Wisconsin Maritime Museum and the U.S.S. Cobia

Bill showed us many of the boat exhibits and other parts of the huge building, including the special and newly completed WW II exhibits, the Permanent Gallery, where one can walk the streets of a recreated Great Lakes Port, and the centerpiece of the Wisconsin-Built Boat Gallery, the 44-foot luxury yacht Lady Isabel. I only wish we had been able to stay longer. Bill was an incredible wealth of knowledge. He was extremely personable and I could have listened to him all day.

Manitowoc has a rich maritime legacy and the Wisconsin Maritime Museum is a wonderful place at which to learn it. Unfortunately, our schedule was too tight to even take the pictures we needed, let alone take the tour of the Cobia – a WW II submarine moored just outside. We promised to return on Sunday to finish our tour and take pictures, thanked Bill for his time and headed back to the hotel for a quick shower. We had a reservation for dinner at the Courthouse Pub, an incredibly well restored building just across from the Manitowoc Courthouse. We had heard some very good things about this restaurant and my stomach gave a growl of warning that it was just about time for dinner.

We had come a long way and still been able to accomplish much on this jam-packed day of touring… but there was still much to come, both tonight and tomorrow morning.
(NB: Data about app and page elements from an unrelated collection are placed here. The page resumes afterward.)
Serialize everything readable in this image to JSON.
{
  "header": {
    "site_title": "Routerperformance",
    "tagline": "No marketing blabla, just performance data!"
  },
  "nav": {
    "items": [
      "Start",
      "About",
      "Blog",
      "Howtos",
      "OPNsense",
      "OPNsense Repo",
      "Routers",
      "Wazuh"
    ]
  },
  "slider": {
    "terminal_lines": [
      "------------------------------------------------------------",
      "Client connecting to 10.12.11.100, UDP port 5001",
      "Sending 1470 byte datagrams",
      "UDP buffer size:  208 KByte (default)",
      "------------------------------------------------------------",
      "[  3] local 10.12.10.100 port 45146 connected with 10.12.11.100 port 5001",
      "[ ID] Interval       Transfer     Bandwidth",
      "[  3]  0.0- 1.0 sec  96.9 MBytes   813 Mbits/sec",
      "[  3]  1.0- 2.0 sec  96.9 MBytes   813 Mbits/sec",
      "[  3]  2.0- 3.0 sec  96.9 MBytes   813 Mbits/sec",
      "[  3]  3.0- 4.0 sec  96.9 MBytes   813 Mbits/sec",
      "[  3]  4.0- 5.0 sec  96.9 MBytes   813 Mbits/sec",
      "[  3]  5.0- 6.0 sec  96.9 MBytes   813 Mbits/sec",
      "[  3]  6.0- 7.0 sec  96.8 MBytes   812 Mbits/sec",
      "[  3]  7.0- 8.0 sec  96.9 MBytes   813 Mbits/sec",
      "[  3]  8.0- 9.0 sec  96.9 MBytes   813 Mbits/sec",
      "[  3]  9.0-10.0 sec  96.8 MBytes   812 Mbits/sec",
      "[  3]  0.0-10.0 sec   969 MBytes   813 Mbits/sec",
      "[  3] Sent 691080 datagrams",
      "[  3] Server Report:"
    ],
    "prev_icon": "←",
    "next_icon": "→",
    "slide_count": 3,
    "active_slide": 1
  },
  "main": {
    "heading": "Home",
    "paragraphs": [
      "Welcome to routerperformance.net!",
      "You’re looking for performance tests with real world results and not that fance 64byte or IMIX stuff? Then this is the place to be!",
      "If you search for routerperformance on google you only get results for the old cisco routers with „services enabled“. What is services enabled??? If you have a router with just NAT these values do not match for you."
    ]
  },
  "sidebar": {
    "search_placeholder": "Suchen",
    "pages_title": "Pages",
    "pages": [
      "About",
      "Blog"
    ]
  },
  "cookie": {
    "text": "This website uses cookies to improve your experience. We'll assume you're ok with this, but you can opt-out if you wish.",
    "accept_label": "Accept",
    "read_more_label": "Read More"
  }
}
Special thanks once again to owner John Jaggeman and his excellent staff for a superb experience – and stop back for my final installment of our Manitowoc Excursion!

R. Karl

Read Manitowoc Part 3